Following death, however, no new carbon is consumed.
As a result, there is a changing ratio of carbon-14 to the more atomically stable carbon-12 involves actually counting individual carbon-14 atoms.
This allows the dating of much older and smaller samples but at a far higher cost.
Although, organic materials as old as 100,000 years potentially can be dated with AMS, dates older than 60,000 years are still rare.
Paleoanthropologists and archaeologists must always be aware of possible radiocarbon sample contamination that could result in inaccurate dates.

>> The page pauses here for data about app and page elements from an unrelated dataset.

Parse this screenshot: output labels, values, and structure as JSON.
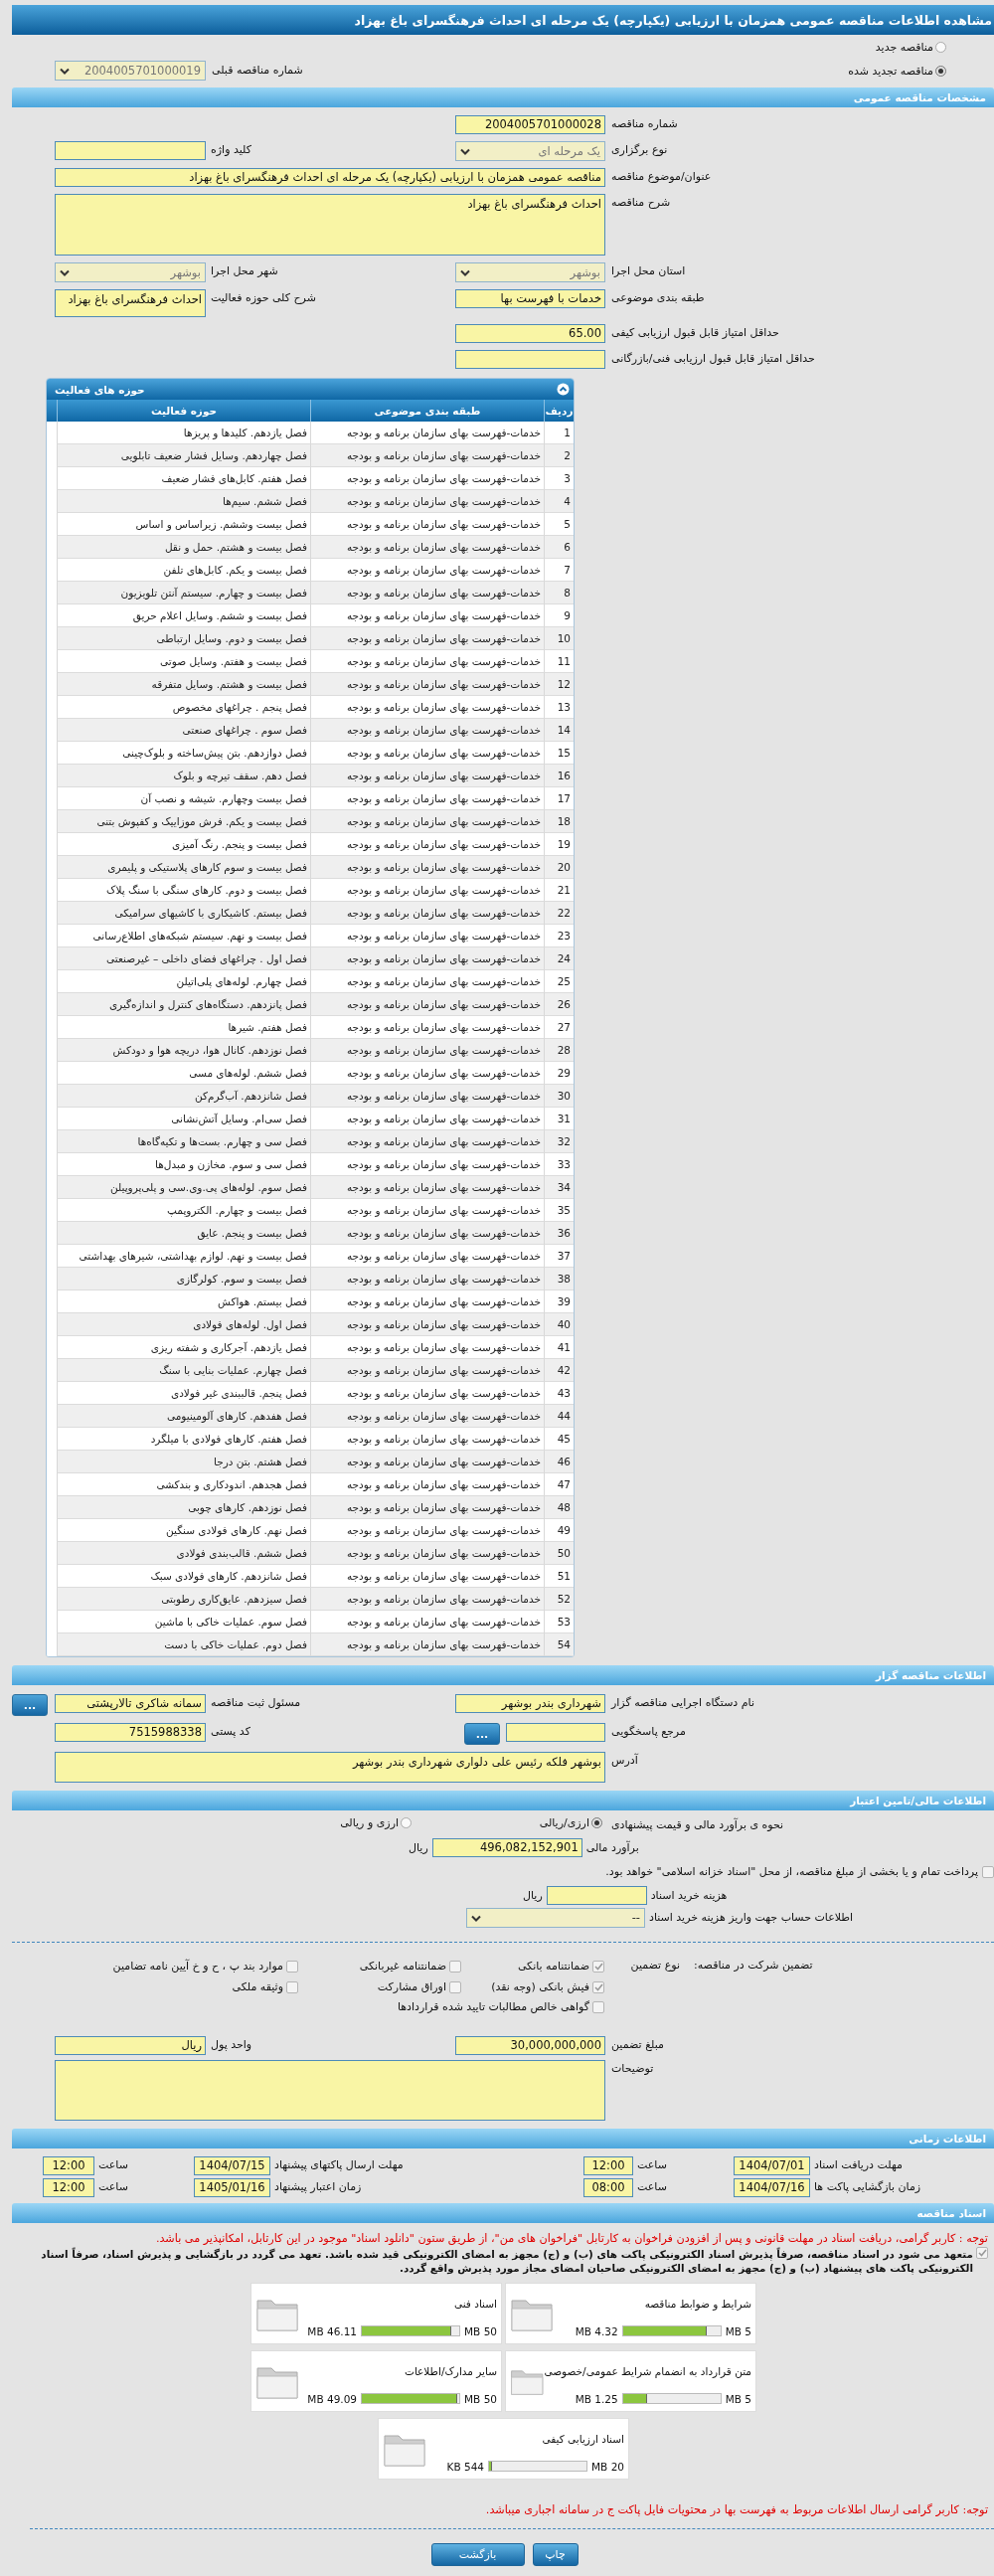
{
  "title": "مشاهده اطلاعات مناقصه عمومی همزمان با ارزیابی (یکپارچه) یک مرحله ای احداث فرهنگسرای باغ بهزاد",
  "tender_status": [
    {
      "label": "مناقصه جدید",
      "selected": false
    },
    {
      "label": "مناقصه تجدید شده",
      "selected": true
    }
  ],
  "previous_tender": {
    "label": "شماره مناقصه قبلی",
    "value": "2004005701000019"
  },
  "general": {
    "title": "مشخصات مناقصه عمومی",
    "rows": [
      {
        "right": {
          "label": "شماره مناقصه",
          "value": "2004005701000028",
          "kind": "input"
        }
      },
      {
        "right": {
          "label": "نوع برگزاری",
          "value": "یک مرحله ای",
          "kind": "select"
        },
        "left": {
          "label": "کلید واژه",
          "kind": "input"
        }
      },
      {
        "right": {
          "label": "عنوان/موضوع مناقصه",
          "value": "مناقصه عمومی همزمان با ارزیابی (یکپارچه) یک مرحله ای احداث فرهنگسرای باغ بهزاد",
          "kind": "wide_input"
        }
      },
      {
        "right": {
          "label": "شرح مناقصه",
          "value": "احداث فرهنگسرای باغ بهزاد",
          "kind": "wide_area"
        }
      },
      {
        "right": {
          "label": "استان محل اجرا",
          "value": "بوشهر",
          "kind": "select"
        },
        "left": {
          "label": "شهر محل اجرا",
          "value": "بوشهر",
          "kind": "select"
        }
      },
      {
        "right": {
          "label": "طبقه بندی موضوعی",
          "value": "خدمات با فهرست بها",
          "kind": "input"
        },
        "left": {
          "label": "شرح کلی حوزه فعالیت",
          "value": "احداث فرهنگسرای باغ بهزاد",
          "kind": "text_area"
        }
      },
      {
        "right": {
          "label": "حداقل امتیاز قابل قبول ارزیابی کیفی",
          "value": "65.00",
          "kind": "input"
        }
      },
      {
        "right": {
          "label": "حداقل امتیاز قابل قبول ارزیابی فنی/بازرگانی",
          "kind": "input"
        }
      }
    ]
  },
  "activities": {
    "title": "حوزه های فعالیت",
    "columns": [
      "ردیف",
      "طبقه بندی موضوعی",
      "حوزه فعالیت"
    ],
    "rows": [
      {
        "n": "1",
        "category": "خدمات-فهرست بهای سازمان برنامه و بودجه",
        "activity": "فصل یازدهم. کلیدها و پریزها"
      },
      {
        "n": "2",
        "category": "خدمات-فهرست بهای سازمان برنامه و بودجه",
        "activity": "فصل چهاردهم. وسایل فشار ضعیف تابلویی"
      },
      {
        "n": "3",
        "category": "خدمات-فهرست بهای سازمان برنامه و بودجه",
        "activity": "فصل هفتم. کابل‌های فشار ضعیف"
      },
      {
        "n": "4",
        "category": "خدمات-فهرست بهای سازمان برنامه و بودجه",
        "activity": "فصل ششم. سیم‌ها"
      },
      {
        "n": "5",
        "category": "خدمات-فهرست بهای سازمان برنامه و بودجه",
        "activity": "فصل بیست وششم. زیراساس و اساس"
      },
      {
        "n": "6",
        "category": "خدمات-فهرست بهای سازمان برنامه و بودجه",
        "activity": "فصل بیست و هشتم. حمل و نقل"
      },
      {
        "n": "7",
        "category": "خدمات-فهرست بهای سازمان برنامه و بودجه",
        "activity": "فصل بیست و یکم. کابل‌های تلفن"
      },
      {
        "n": "8",
        "category": "خدمات-فهرست بهای سازمان برنامه و بودجه",
        "activity": "فصل بیست و چهارم. سیستم آنتن تلویزیون"
      },
      {
        "n": "9",
        "category": "خدمات-فهرست بهای سازمان برنامه و بودجه",
        "activity": "فصل بیست و ششم. وسایل اعلام حریق"
      },
      {
        "n": "10",
        "category": "خدمات-فهرست بهای سازمان برنامه و بودجه",
        "activity": "فصل بیست و دوم. وسایل ارتباطی"
      },
      {
        "n": "11",
        "category": "خدمات-فهرست بهای سازمان برنامه و بودجه",
        "activity": "فصل بیست و هفتم. وسایل صوتی"
      },
      {
        "n": "12",
        "category": "خدمات-فهرست بهای سازمان برنامه و بودجه",
        "activity": "فصل بیست و هشتم. وسایل متفرقه"
      },
      {
        "n": "13",
        "category": "خدمات-فهرست بهای سازمان برنامه و بودجه",
        "activity": "فصل پنجم . چراغهای مخصوص"
      },
      {
        "n": "14",
        "category": "خدمات-فهرست بهای سازمان برنامه و بودجه",
        "activity": "فصل سوم . چراغهای صنعتی"
      },
      {
        "n": "15",
        "category": "خدمات-فهرست بهای سازمان برنامه و بودجه",
        "activity": "فصل دوازدهم. بتن پیش‌ساخته و بلوک‌چینی"
      },
      {
        "n": "16",
        "category": "خدمات-فهرست بهای سازمان برنامه و بودجه",
        "activity": "فصل دهم. سقف تیرچه و بلوک"
      },
      {
        "n": "17",
        "category": "خدمات-فهرست بهای سازمان برنامه و بودجه",
        "activity": "فصل بیست وچهارم. شیشه و نصب آن"
      },
      {
        "n": "18",
        "category": "خدمات-فهرست بهای سازمان برنامه و بودجه",
        "activity": "فصل بیست و یکم. فرش موزاییک و کفپوش بتنی"
      },
      {
        "n": "19",
        "category": "خدمات-فهرست بهای سازمان برنامه و بودجه",
        "activity": "فصل بیست و پنجم. رنگ آمیزی"
      },
      {
        "n": "20",
        "category": "خدمات-فهرست بهای سازمان برنامه و بودجه",
        "activity": "فصل بیست و سوم کارهای پلاستیکی و پلیمری"
      },
      {
        "n": "21",
        "category": "خدمات-فهرست بهای سازمان برنامه و بودجه",
        "activity": "فصل بیست و دوم. کارهای سنگی با سنگ پلاک"
      },
      {
        "n": "22",
        "category": "خدمات-فهرست بهای سازمان برنامه و بودجه",
        "activity": "فصل بیستم. کاشیکاری با کاشیهای سرامیکی"
      },
      {
        "n": "23",
        "category": "خدمات-فهرست بهای سازمان برنامه و بودجه",
        "activity": "فصل بیست و نهم. سیستم شبکه‌های اطلاع‌رسانی"
      },
      {
        "n": "24",
        "category": "خدمات-فهرست بهای سازمان برنامه و بودجه",
        "activity": "فصل اول . چراغهای فضای داخلی – غیرصنعتی"
      },
      {
        "n": "25",
        "category": "خدمات-فهرست بهای سازمان برنامه و بودجه",
        "activity": "فصل چهارم. لوله‌های پلی‌اتیلن"
      },
      {
        "n": "26",
        "category": "خدمات-فهرست بهای سازمان برنامه و بودجه",
        "activity": "فصل پانزدهم. دستگاه‌های کنترل و اندازه‌گیری"
      },
      {
        "n": "27",
        "category": "خدمات-فهرست بهای سازمان برنامه و بودجه",
        "activity": "فصل هفتم. شیرها"
      },
      {
        "n": "28",
        "category": "خدمات-فهرست بهای سازمان برنامه و بودجه",
        "activity": "فصل نوزدهم. کانال هوا، دریچه هوا و دودکش"
      },
      {
        "n": "29",
        "category": "خدمات-فهرست بهای سازمان برنامه و بودجه",
        "activity": "فصل ششم. لوله‌های مسی"
      },
      {
        "n": "30",
        "category": "خدمات-فهرست بهای سازمان برنامه و بودجه",
        "activity": "فصل شانزدهم. آب‌گرم‌کن"
      },
      {
        "n": "31",
        "category": "خدمات-فهرست بهای سازمان برنامه و بودجه",
        "activity": "فصل سی‌ام. وسایل آتش‌نشانی"
      },
      {
        "n": "32",
        "category": "خدمات-فهرست بهای سازمان برنامه و بودجه",
        "activity": "فصل سی و چهارم. بست‌ها و تکیه‌گاه‌ها"
      },
      {
        "n": "33",
        "category": "خدمات-فهرست بهای سازمان برنامه و بودجه",
        "activity": "فصل سی و سوم. مخازن و مبدل‌ها"
      },
      {
        "n": "34",
        "category": "خدمات-فهرست بهای سازمان برنامه و بودجه",
        "activity": "فصل سوم. لوله‌های پی.وی.سی و پلی‌پروپیلن"
      },
      {
        "n": "35",
        "category": "خدمات-فهرست بهای سازمان برنامه و بودجه",
        "activity": "فصل بیست و چهارم. الکتروپمپ"
      },
      {
        "n": "36",
        "category": "خدمات-فهرست بهای سازمان برنامه و بودجه",
        "activity": "فصل بیست و پنجم. عایق"
      },
      {
        "n": "37",
        "category": "خدمات-فهرست بهای سازمان برنامه و بودجه",
        "activity": "فصل بیست و نهم. لوازم بهداشتی، شیرهای بهداشتی"
      },
      {
        "n": "38",
        "category": "خدمات-فهرست بهای سازمان برنامه و بودجه",
        "activity": "فصل بیست و سوم. کولرگازی"
      },
      {
        "n": "39",
        "category": "خدمات-فهرست بهای سازمان برنامه و بودجه",
        "activity": "فصل بیستم. هواکش"
      },
      {
        "n": "40",
        "category": "خدمات-فهرست بهای سازمان برنامه و بودجه",
        "activity": "فصل اول. لوله‌های فولادی"
      },
      {
        "n": "41",
        "category": "خدمات-فهرست بهای سازمان برنامه و بودجه",
        "activity": "فصل یازدهم. آجرکاری و شفته ریزی"
      },
      {
        "n": "42",
        "category": "خدمات-فهرست بهای سازمان برنامه و بودجه",
        "activity": "فصل چهارم. عملیات بنایی با سنگ"
      },
      {
        "n": "43",
        "category": "خدمات-فهرست بهای سازمان برنامه و بودجه",
        "activity": "فصل پنجم. قالببندی غیر فولادی"
      },
      {
        "n": "44",
        "category": "خدمات-فهرست بهای سازمان برنامه و بودجه",
        "activity": "فصل هفدهم. کارهای آلومینیومی"
      },
      {
        "n": "45",
        "category": "خدمات-فهرست بهای سازمان برنامه و بودجه",
        "activity": "فصل هفتم. کارهای فولادی با میلگرد"
      },
      {
        "n": "46",
        "category": "خدمات-فهرست بهای سازمان برنامه و بودجه",
        "activity": "فصل هشتم. بتن درجا"
      },
      {
        "n": "47",
        "category": "خدمات-فهرست بهای سازمان برنامه و بودجه",
        "activity": "فصل هجدهم. اندودکاری و بندکشی"
      },
      {
        "n": "48",
        "category": "خدمات-فهرست بهای سازمان برنامه و بودجه",
        "activity": "فصل نوزدهم. کارهای چوبی"
      },
      {
        "n": "49",
        "category": "خدمات-فهرست بهای سازمان برنامه و بودجه",
        "activity": "فصل نهم. کارهای فولادی سنگین"
      },
      {
        "n": "50",
        "category": "خدمات-فهرست بهای سازمان برنامه و بودجه",
        "activity": "فصل ششم. قالب‌بندی فولادی"
      },
      {
        "n": "51",
        "category": "خدمات-فهرست بهای سازمان برنامه و بودجه",
        "activity": "فصل شانزدهم. کارهای فولادی سبک"
      },
      {
        "n": "52",
        "category": "خدمات-فهرست بهای سازمان برنامه و بودجه",
        "activity": "فصل سیزدهم. عایق‌کاری رطوبتی"
      },
      {
        "n": "53",
        "category": "خدمات-فهرست بهای سازمان برنامه و بودجه",
        "activity": "فصل سوم. عملیات خاکی با ماشین"
      },
      {
        "n": "54",
        "category": "خدمات-فهرست بهای سازمان برنامه و بودجه",
        "activity": "فصل دوم. عملیات خاکی با دست"
      }
    ]
  },
  "contractor": {
    "title": "اطلاعات مناقصه گزار",
    "rows": [
      {
        "right": {
          "label": "نام دستگاه اجرایی مناقصه گزار",
          "value": "شهرداری بندر بوشهر",
          "kind": "input"
        },
        "left": {
          "label": "مسئول ثبت مناقصه",
          "value": "سمانه شاکری تالارپشتی",
          "kind": "input",
          "button": "..."
        }
      },
      {
        "right": {
          "label": "مرجع پاسخگویی",
          "kind": "input",
          "button": "..."
        },
        "left": {
          "label": "کد پستی",
          "value": "7515988338",
          "kind": "input"
        }
      },
      {
        "right": {
          "label": "آدرس",
          "value": "بوشهر فلکه رئیس علی دلواری شهرداری بندر بوشهر",
          "kind": "wide_area"
        }
      }
    ]
  },
  "financial": {
    "title": "اطلاعات مالی/تامین اعتبار",
    "method": {
      "label": "نحوه ی برآورد مالی و قیمت پیشنهادی",
      "options": [
        {
          "label": "ارزی/ریالی",
          "selected": true
        },
        {
          "label": "ارزی و ریالی",
          "selected": false
        }
      ]
    },
    "estimate": {
      "label": "برآورد مالی",
      "value": "496,082,152,901",
      "unit": "ریال"
    },
    "treasury": {
      "label": "پرداخت تمام و یا بخشی از مبلغ مناقصه، از محل \"اسناد خزانه اسلامی\" خواهد بود.",
      "checked": false
    },
    "document_cost": {
      "label": "هزینه خرید اسناد",
      "unit": "ریال"
    },
    "account": {
      "label": "اطلاعات حساب جهت واریز هزینه خرید اسناد",
      "value": "--"
    },
    "guarantee": {
      "title": "تضمین شرکت در مناقصه:",
      "type_label": "نوع تضمین",
      "options": [
        {
          "label": "ضمانتنامه بانکی",
          "checked": true
        },
        {
          "label": "ضمانتنامه غیربانکی",
          "checked": false
        },
        {
          "label": "موارد بند پ ، ح و خ آیین نامه تضامین",
          "checked": false
        },
        {
          "label": "فیش بانکی (وجه نقد)",
          "checked": true
        },
        {
          "label": "اوراق مشارکت",
          "checked": false
        },
        {
          "label": "وثیقه ملکی",
          "checked": false
        },
        {
          "label": "گواهی خالص مطالبات تایید شده قراردادها",
          "checked": false
        }
      ]
    },
    "rows": [
      {
        "right": {
          "label": "مبلغ تضمین",
          "value": "30,000,000,000",
          "kind": "input"
        },
        "left": {
          "label": "واحد پول",
          "value": "ریال",
          "kind": "input"
        }
      },
      {
        "right": {
          "label": "توضیحات",
          "kind": "wide_area"
        }
      }
    ]
  },
  "schedule": {
    "title": "اطلاعات زمانی",
    "items": [
      {
        "label": "مهلت دریافت اسناد",
        "date": "1404/07/01",
        "time_label": "ساعت",
        "time": "12:00"
      },
      {
        "label": "مهلت ارسال پاکتهای پیشنهاد",
        "date": "1404/07/15",
        "time_label": "ساعت",
        "time": "12:00"
      },
      {
        "label": "زمان بازگشایی پاکت ها",
        "date": "1404/07/16",
        "time_label": "ساعت",
        "time": "08:00"
      },
      {
        "label": "زمان اعتبار پیشنهاد",
        "date": "1405/01/16",
        "time_label": "ساعت",
        "time": "12:00"
      }
    ]
  },
  "documents": {
    "title": "اسناد مناقصه",
    "notice": "توجه : کاربر گرامی، دریافت اسناد در مهلت قانونی و پس از افزودن فراخوان به کارتابل \"فراخوان های من\"، از طریق ستون \"دانلود اسناد\" موجود در این کارتابل، امکانپذیر می باشد.",
    "pledge": {
      "text": "متعهد می شود در اسناد مناقصه، صرفاً پذیرش اسناد الکترونیکی پاکت های (ب) و (ج) مجهز به امضای الکترونیکی قید شده باشد. تعهد می گردد در بازگشایی و پذیرش اسناد، صرفاً اسناد الکترونیکی پاکت های پیشنهاد (ب) و (ج) مجهز به امضای الکترونیکی صاحبان امضای مجاز مورد پذیرش واقع گردد.",
      "checked": true
    },
    "files": [
      {
        "name": "شرایط و ضوابط مناقصه",
        "used": "4.32 MB",
        "max": "5 MB",
        "level": 0.864
      },
      {
        "name": "اسناد فنی",
        "used": "46.11 MB",
        "max": "50 MB",
        "level": 0.922
      },
      {
        "name": "متن قرارداد به انضمام شرایط عمومی/خصوصی",
        "used": "1.25 MB",
        "max": "5 MB",
        "level": 0.25
      },
      {
        "name": "سایر مدارک/اطلاعات",
        "used": "49.09 MB",
        "max": "50 MB",
        "level": 0.982
      },
      {
        "name": "اسناد ارزیابی کیفی",
        "used": "544 KB",
        "max": "20 MB",
        "level": 0.027
      }
    ],
    "footer_notice": "توجه: کاربر گرامی ارسال اطلاعات مربوط به فهرست بها در محتویات فایل پاکت ج در سامانه اجباری میباشد."
  },
  "buttons": [
    "چاپ",
    "بازگشت"
  ]
}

Different methods have their own limitations, especially with regard to the age range they can measure and the substances they can date.